As I noted in the Linksys WRT54G2 review, I am back to using open-air tests to measure wireless performance. But I have tweaked the methodology slightly, adding a sixth test location. The new test method is described in this article. New Wireless Charts incorporating the new test method are on the way, but in the meantime, I'll have to rely on manually-generated comparison plots.
As mentioned earlier, testing was done using a Netgear WNDA3100 dual-band USB adapter inserted into a Fujitsu P7120 Lifebook (1.2 GHz Intel Pentium M, 504 MB) notebook running WinXP Pro SP2 with all the latest updates. I used the latest 184.108.40.206 driver and Netgear Smart Wireless 220.127.116.11 utility during testing.
The router had 1.00 firmware and I left all factory default settings in place, except to set Channel 1 for 2.4 GHz tests and Channel 36 for 5 GHz tests.
The 628's radio is essentially the same as the DGL-4500's, except only two antennas are connected. So I'll cut to the chase with two graphics that summarize most of the wireless performance story.
Figure 7 shows a composite of downlink throughput tests made at the six new test locations in the four wireless modes: 2.4 GHz, 20 MHz channel; 2.4 GHz, Auto 20/40; 5 GHz, 20 MHz channel; and 5 GHz, Auto 20/40. Each column represents the average throughput from a one minute test.
Unlike the Azimuth results, you can compare the 2.4 and 5 GHz results, since the open-air tests properly reflect the propagation and attenuation differences between the two bands.
Figure 7: DIR-628 wireless performance summary - downlink

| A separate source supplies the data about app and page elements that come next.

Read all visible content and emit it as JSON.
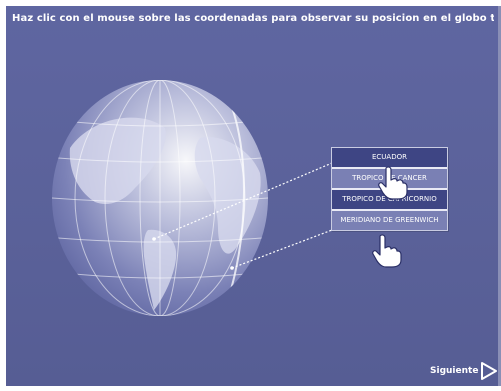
{
  "instruction": "Haz clic con el mouse sobre las coordenadas para observar su posicion en el globo terraqueo.",
  "menu": {
    "items": [
      {
        "label": "ECUADOR"
      },
      {
        "label": "TROPICO DE CANCER"
      },
      {
        "label": "TROPICO DE CAPRICORNIO"
      },
      {
        "label": "MERIDIANO DE GREENWICH"
      }
    ]
  },
  "next": {
    "label": "Siguiente"
  },
  "colors": {
    "background": "#5f66a1",
    "menu_dark": "#3e4584",
    "menu_mid": "#7a80b4"
  },
  "icons": [
    "globe-icon",
    "hand-cursor-icon",
    "play-arrow-icon"
  ]
}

The downlink results show suprisingly low throughput for 2.4 GHz / 20 MHz operation. So we need to turn to the IxChariot plots to see why. Figure 8 shows that even though the Location A throughput is around 50 Mbps, the high variation pushes the average down to around 37 Mbps. The same high variation is found running uplink [click for image], which also pushes down the average result.
Figure 8: DIR-628 wireless throughput detail - downlink
Figure 9 pulls together all of the uplink average test results, which appear to follow a similar pattern. Note that as with downlink, the "0" results in locations E and F for the 5 GHz band indicate a failure to connect.
Figure 9: DIR-628 wireless performance summary - uplink
To save space, I'm not going to go through the IxChariot plots for each test. But the slideshow has all the plots along with commentary.
Since I have tested this Atheros radio a few times now in previous D-Link products, I didn't run a check for wireless security mode throughput. Expect to get the same 50%+ throughput reduction if you choose WEP or WPA/TKIP security.
Mixed mode and neighboring wireless LAN performance will also be the same as we have seen before. Here's a link to the DGL-4500 review, which has the details if you need 'em.
I applaud D-Link in its efforts to make dual-band draft 11n routers more affordable. Unfortunately, it seems that the DIR-628's high wireless throughput variation prevents it from reliably delivering the blazing throughput people have been programmed (by the manufacturers) to expect from draft 11n products.
But the good news is that there is now a more affordable way for people with too many neighboring 2.4 GHz neighbors to move to the more spacious (9 non-overlapping channels vs. 3), quieter 5 GHz band. However, the reduced range of such a move might send them right back to taking their chances in 2.4 GHz and the 628 right back to the store.